The purpose of the pulse-duration swith (7) is to allow for the different characteristics of different pieces of equipment. The longer output pulse (around 1 second) is suitable for motordrives that have insensitive triggers and which may miss a shorter pulse, whereas the shorter pulse (10ms) prevents multiple firing of some flashguns that are confused by longer pulses. The intermediate position (100ms) prevents strobing from, for example, insect wing beat in the beams, whilst still keeping most flashguns happy. The following pictures may or may not make things clearer. In the first picture the apparatus is laid out on a tabel for clarity and is not a functional arrangement, but the second is a setup for photographing butterflies in the wild.

The complete setup    A butterfly setup

A functional arrangement set up in order to photograph small flies can be seen here, and to photograph splashes in a coffee cup here.
The insect is captured in the detachable film canister, which is then coupled to the transparent tube with the beam detectors attached. The beam was collimated down to less than 1mm with a thin plastic tube for this application.
Incidentally, to get the close-ups I use a 150mm lens on the camera with a 50mm lens reversed on the front of the tele. Filter-to-filter threaded rings are available to attach lenses like this, but sticky tape works fine too. Magnification increases with decreasing focal length of the reversed lens, but I use the 50mm because it is the fastest lens I have, and a slow reversed lens causes more vignetting.
With the extension tubes added, I get a field of 8mm at 35mm focal distance.
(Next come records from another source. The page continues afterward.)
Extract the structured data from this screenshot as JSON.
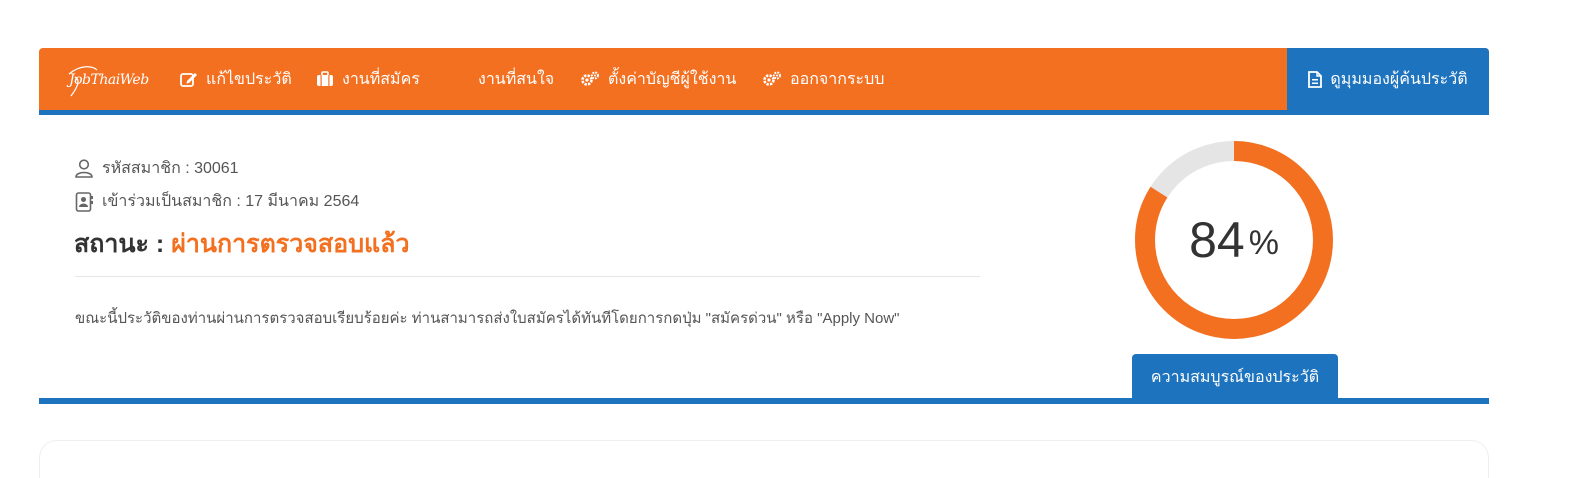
{
  "navbar": {
    "logo": "JobThaiWeb",
    "items": [
      {
        "label": "แก้ไขประวัติ",
        "icon": "edit-icon"
      },
      {
        "label": "งานที่สมัคร",
        "icon": "briefcase-icon"
      },
      {
        "label": "งานที่สนใจ",
        "icon": "heart-icon"
      },
      {
        "label": "ตั้งค่าบัญชีผู้ใช้งาน",
        "icon": "gears-icon"
      },
      {
        "label": "ออกจากระบบ",
        "icon": "gears-icon"
      }
    ],
    "cv_button": {
      "label": "ดูมุมมองผู้ค้นประวัติ",
      "icon": "document-icon"
    }
  },
  "profile": {
    "member_id": "รหัสสมาชิก : 30061",
    "joined": "เข้าร่วมเป็นสมาชิก : 17 มีนาคม 2564",
    "status_label": "สถานะ :",
    "status_value": "ผ่านการตรวจสอบแล้ว",
    "message": "ขณะนี้ประวัติของท่านผ่านการตรวจสอบเรียบร้อยค่ะ ท่านสามารถส่งใบสมัครได้ทันทีโดยการกดปุ่ม \"สมัครด่วน\" หรือ \"Apply Now\""
  },
  "completeness": {
    "value": 84,
    "unit": "%",
    "button_label": "ความสมบูรณ์ของประวัติ",
    "color": "#f37021",
    "track_color": "#e5e5e5"
  },
  "colors": {
    "orange": "#f37021",
    "blue": "#1e73be"
  }
}
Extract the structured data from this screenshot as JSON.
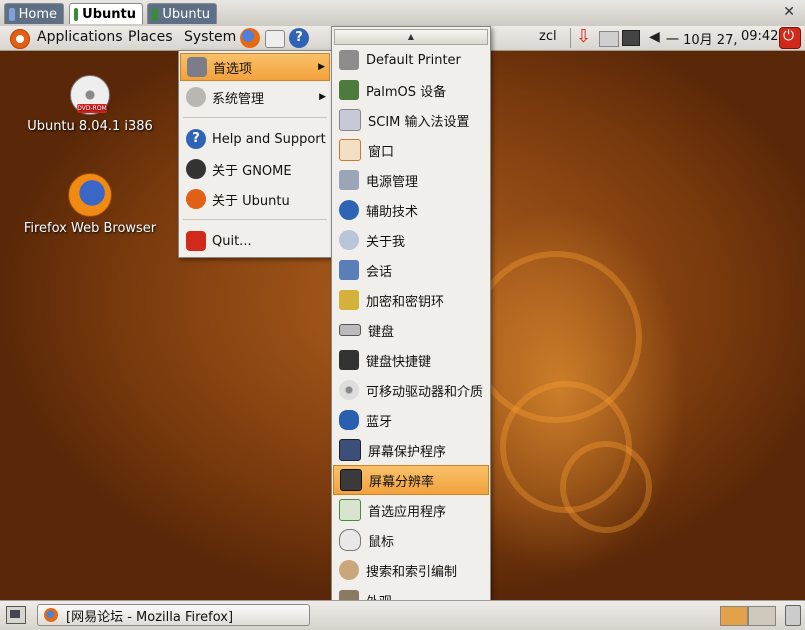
{
  "vm_tabs": [
    {
      "label": "Home",
      "active": false
    },
    {
      "label": "Ubuntu",
      "active": true
    },
    {
      "label": "Ubuntu",
      "active": false
    }
  ],
  "top_panel": {
    "menus": [
      "Applications",
      "Places",
      "System"
    ],
    "user": "zcl",
    "date": "一 10月 27,",
    "time": "09:42"
  },
  "desktop_icons": [
    {
      "label": "Ubuntu 8.04.1 i386",
      "icon": "dvd-rom-icon",
      "badge": "DVD-ROM"
    },
    {
      "label": "Firefox Web Browser",
      "icon": "firefox-icon"
    }
  ],
  "system_menu": {
    "items": [
      {
        "label": "首选项",
        "icon": "preferences-icon",
        "submenu": true,
        "highlighted": true
      },
      {
        "label": "系统管理",
        "icon": "administration-icon",
        "submenu": true
      },
      {
        "label": "Help and Support",
        "icon": "help-icon"
      },
      {
        "label": "关于 GNOME",
        "icon": "gnome-foot-icon"
      },
      {
        "label": "关于 Ubuntu",
        "icon": "ubuntu-logo-icon"
      },
      {
        "label": "Quit...",
        "icon": "quit-icon"
      }
    ]
  },
  "preferences_submenu": {
    "items": [
      {
        "label": "Default Printer",
        "icon": "printer-icon"
      },
      {
        "label": "PalmOS 设备",
        "icon": "palm-device-icon"
      },
      {
        "label": "SCIM 输入法设置",
        "icon": "scim-icon"
      },
      {
        "label": "窗口",
        "icon": "window-icon"
      },
      {
        "label": "电源管理",
        "icon": "power-management-icon"
      },
      {
        "label": "辅助技术",
        "icon": "accessibility-icon"
      },
      {
        "label": "关于我",
        "icon": "about-me-icon"
      },
      {
        "label": "会话",
        "icon": "session-icon"
      },
      {
        "label": "加密和密钥环",
        "icon": "keyring-icon"
      },
      {
        "label": "键盘",
        "icon": "keyboard-icon"
      },
      {
        "label": "键盘快捷键",
        "icon": "keyboard-shortcuts-icon"
      },
      {
        "label": "可移动驱动器和介质",
        "icon": "removable-media-icon"
      },
      {
        "label": "蓝牙",
        "icon": "bluetooth-icon"
      },
      {
        "label": "屏幕保护程序",
        "icon": "screensaver-icon"
      },
      {
        "label": "屏幕分辨率",
        "icon": "screen-resolution-icon",
        "highlighted": true
      },
      {
        "label": "首选应用程序",
        "icon": "preferred-apps-icon"
      },
      {
        "label": "鼠标",
        "icon": "mouse-icon"
      },
      {
        "label": "搜索和索引编制",
        "icon": "search-indexing-icon"
      },
      {
        "label": "外观",
        "icon": "appearance-icon"
      }
    ]
  },
  "bottom_panel": {
    "task": "[网易论坛 - Mozilla Firefox]"
  },
  "colors": {
    "highlight": "#f2a23c",
    "panel": "#e3e0db",
    "desktop": "#9a4e16"
  }
}
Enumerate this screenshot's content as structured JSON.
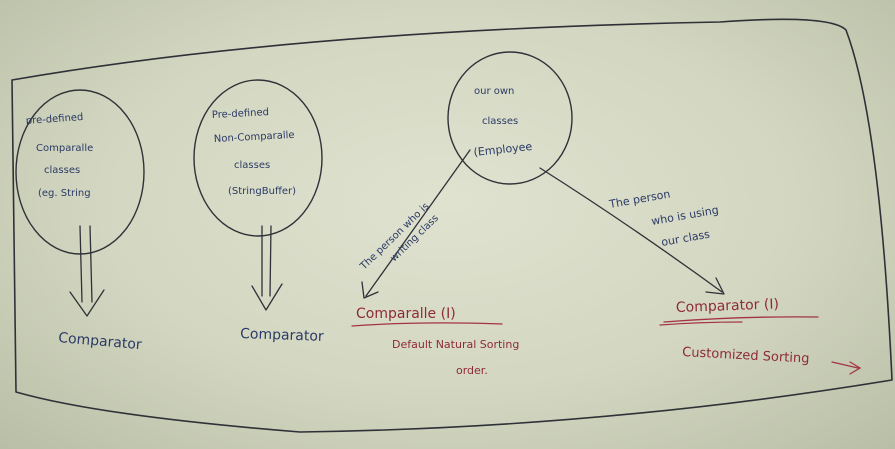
{
  "nodes": {
    "predefined_comparable": {
      "lines": [
        "pre-defined",
        "Comparalle",
        "classes",
        "(eg. String"
      ]
    },
    "predefined_non_comparable": {
      "lines": [
        "Pre-defined",
        "Non-Comparalle",
        "classes",
        "(StringBuffer)"
      ]
    },
    "own_classes": {
      "lines": [
        "our own",
        "classes",
        "(Employee"
      ]
    }
  },
  "targets": {
    "comparator_left": "Comparator",
    "comparator_middle": "Comparator",
    "comparable_interface": "Comparalle (I)",
    "comparable_desc_line1": "Default Natural Sorting",
    "comparable_desc_line2": "order.",
    "comparator_interface": "Comparator (I)",
    "comparator_desc": "Customized Sorting"
  },
  "edge_labels": {
    "writing_line1": "The person who is",
    "writing_line2": "writing class",
    "using_line1": "The person",
    "using_line2": "who is using",
    "using_line3": "our class"
  },
  "colors": {
    "blue_ink": "#2b3a66",
    "red_ink": "#8e2b35",
    "dark_ink": "#2f3138"
  }
}
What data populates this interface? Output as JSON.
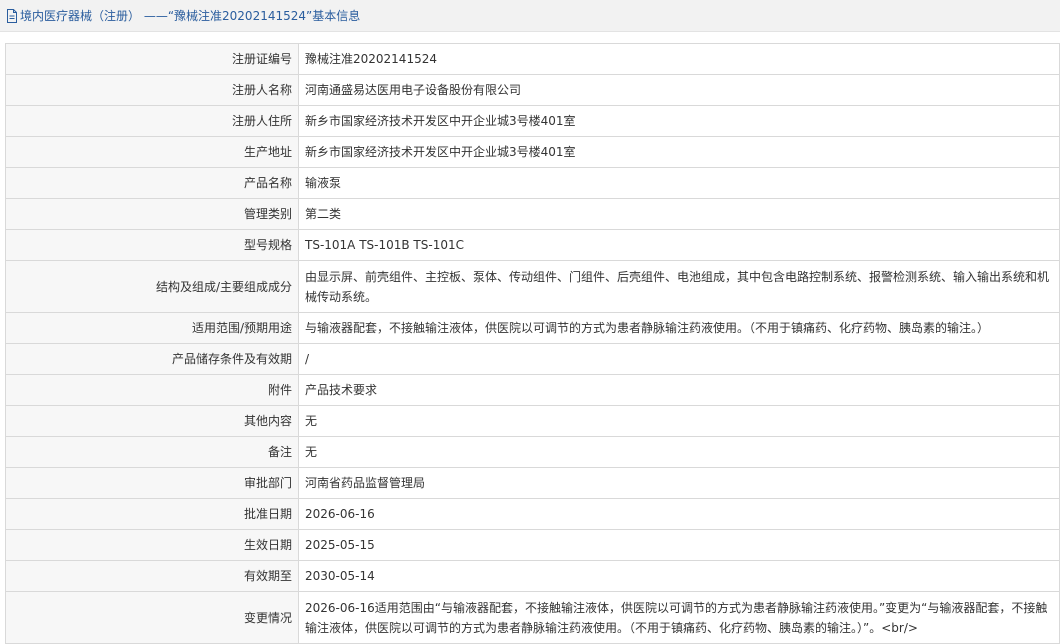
{
  "header": {
    "title": "境内医疗器械（注册） ——“豫械注准20202141524”基本信息",
    "icon": "document-icon"
  },
  "rows": [
    {
      "label": "注册证编号",
      "value": "豫械注准20202141524"
    },
    {
      "label": "注册人名称",
      "value": "河南通盛易达医用电子设备股份有限公司"
    },
    {
      "label": "注册人住所",
      "value": "新乡市国家经济技术开发区中开企业城3号楼401室"
    },
    {
      "label": "生产地址",
      "value": "新乡市国家经济技术开发区中开企业城3号楼401室"
    },
    {
      "label": "产品名称",
      "value": "输液泵"
    },
    {
      "label": "管理类别",
      "value": "第二类"
    },
    {
      "label": "型号规格",
      "value": "TS-101A TS-101B TS-101C"
    },
    {
      "label": "结构及组成/主要组成成分",
      "value": "由显示屏、前壳组件、主控板、泵体、传动组件、门组件、后壳组件、电池组成，其中包含电路控制系统、报警检测系统、输入输出系统和机械传动系统。"
    },
    {
      "label": "适用范围/预期用途",
      "value": "与输液器配套，不接触输注液体，供医院以可调节的方式为患者静脉输注药液使用。（不用于镇痛药、化疗药物、胰岛素的输注。）"
    },
    {
      "label": "产品储存条件及有效期",
      "value": "/"
    },
    {
      "label": "附件",
      "value": "产品技术要求"
    },
    {
      "label": "其他内容",
      "value": "无"
    },
    {
      "label": "备注",
      "value": "无"
    },
    {
      "label": "审批部门",
      "value": "河南省药品监督管理局"
    },
    {
      "label": "批准日期",
      "value": "2026-06-16"
    },
    {
      "label": "生效日期",
      "value": "2025-05-15"
    },
    {
      "label": "有效期至",
      "value": "2030-05-14"
    },
    {
      "label": "变更情况",
      "value": "2026-06-16适用范围由“与输液器配套，不接触输注液体，供医院以可调节的方式为患者静脉输注药液使用。”变更为“与输液器配套，不接触输注液体，供医院以可调节的方式为患者静脉输注药液使用。（不用于镇痛药、化疗药物、胰岛素的输注。）”。<br/>"
    }
  ]
}
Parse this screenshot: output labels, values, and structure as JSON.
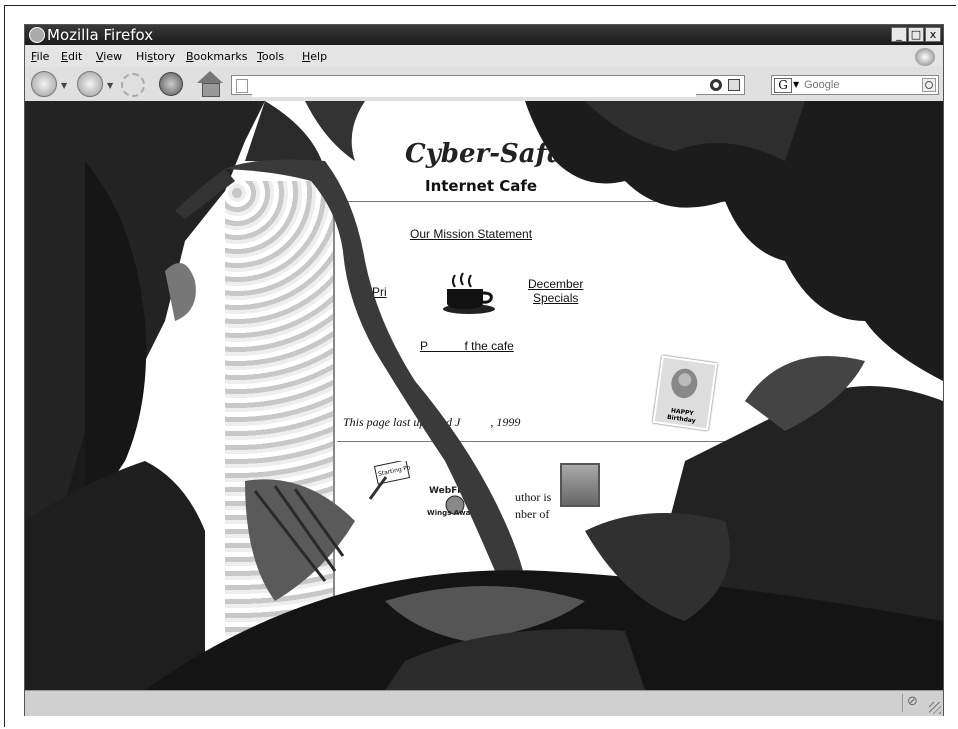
{
  "window": {
    "title": "Mozilla Firefox"
  },
  "window_controls": {
    "minimize": "_",
    "maximize": "□",
    "close": "x"
  },
  "menubar": {
    "items": [
      {
        "key": "F",
        "rest": "ile"
      },
      {
        "key": "E",
        "rest": "dit"
      },
      {
        "key": "V",
        "rest": "iew"
      },
      {
        "key": "s",
        "pre": "Hi",
        "rest": "tory"
      },
      {
        "key": "B",
        "rest": "ookmarks"
      },
      {
        "key": "T",
        "rest": "ools"
      },
      {
        "key": "H",
        "rest": "elp"
      }
    ]
  },
  "toolbar": {
    "url": "",
    "search_engine_letter": "G",
    "search_placeholder": "Google"
  },
  "page": {
    "site_title": "Cyber-Safari",
    "site_subtitle": "Internet Cafe",
    "link_mission": "Our Mission Statement",
    "link_prices": "Pri",
    "link_december_1": "December",
    "link_december_2": "Specials",
    "link_pictures": "P           f the cafe",
    "updated": "This page last updated J          , 1999",
    "award_starting_point": "Starting Point",
    "award_webflyer": "WebFlier's",
    "award_wings": "Wings Awa",
    "author_line_1": "uthor is",
    "author_line_2": "nber of",
    "birthday_card": "HAPPY Birthday"
  },
  "status": {
    "text": ""
  }
}
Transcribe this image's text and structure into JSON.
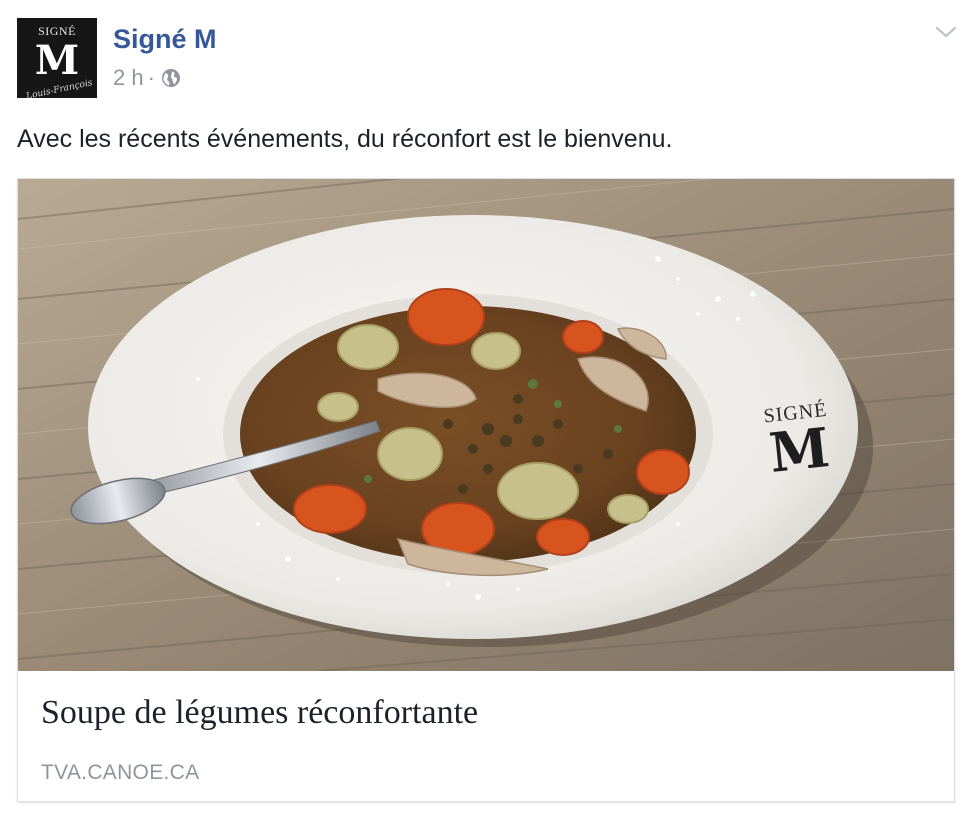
{
  "post": {
    "page_name": "Signé M",
    "timestamp": "2 h",
    "separator": "·",
    "privacy_icon": "globe-icon",
    "options_icon": "chevron-down-icon",
    "message": "Avec les récents événements, du réconfort est le bienvenu.",
    "avatar": {
      "logo_top": "SIGNÉ",
      "logo_letter": "M",
      "logo_signature": "Louis-François"
    }
  },
  "link_preview": {
    "image_alt": "Bol de soupe aux légumes avec cuillère sur une table en bois",
    "plate_logo_top": "SIGNÉ",
    "plate_logo_letter": "M",
    "title": "Soupe de légumes réconfortante",
    "domain": "TVA.CANOE.CA"
  },
  "colors": {
    "link_blue": "#365899",
    "meta_gray": "#90949c",
    "text": "#1d2129",
    "card_border": "#dddfe2"
  }
}
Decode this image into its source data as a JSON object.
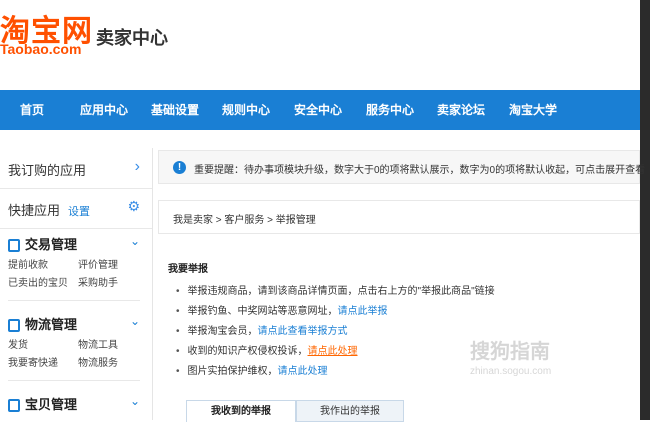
{
  "header": {
    "logo_cn": "淘宝网",
    "logo_en": "Taobao.com",
    "center_title": "卖家中心"
  },
  "nav": [
    "首页",
    "应用中心",
    "基础设置",
    "规则中心",
    "安全中心",
    "服务中心",
    "卖家论坛",
    "淘宝大学"
  ],
  "sidebar": {
    "my_apps": "我订购的应用",
    "quick_apps": "快捷应用",
    "quick_apps_setting": "设置",
    "groups": [
      {
        "title": "交易管理",
        "links": [
          "提前收款",
          "评价管理",
          "已卖出的宝贝",
          "采购助手"
        ]
      },
      {
        "title": "物流管理",
        "links": [
          "发货",
          "物流工具",
          "我要寄快递",
          "物流服务"
        ]
      },
      {
        "title": "宝贝管理",
        "links": []
      }
    ]
  },
  "notice": {
    "icon": "!",
    "text": "重要提醒：待办事项模块升级，数字大于0的项将默认展示，数字为0的项将默认收起，可点击展开查看"
  },
  "breadcrumb": "我是卖家 > 客户服务 > 举报管理",
  "content": {
    "title": "我要举报",
    "items": [
      {
        "text": "举报违规商品，请到该商品详情页面，点击右上方的\"举报此商品\"链接",
        "link": ""
      },
      {
        "text": "举报钓鱼、中奖网站等恶意网址，",
        "link": "请点此举报"
      },
      {
        "text": "举报淘宝会员，",
        "link": "请点此查看举报方式"
      },
      {
        "text": "收到的知识产权侵权投诉，",
        "link": "请点此处理"
      },
      {
        "text": "图片实拍保护维权，",
        "link": "请点此处理"
      }
    ]
  },
  "tabs": [
    "我收到的举报",
    "我作出的举报"
  ],
  "watermark": {
    "main": "搜狗指南",
    "sub": "zhinan.sogou.com"
  },
  "colors": {
    "brand_orange": "#ff5000",
    "nav_blue": "#1a7fd4",
    "link_blue": "#1a7fd4",
    "link_orange": "#ff6600"
  }
}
Frans Vandemaele's extraordinary constructions.

© Mark Harris 2008, but feel free to distribute without changes.

(MRH homepage)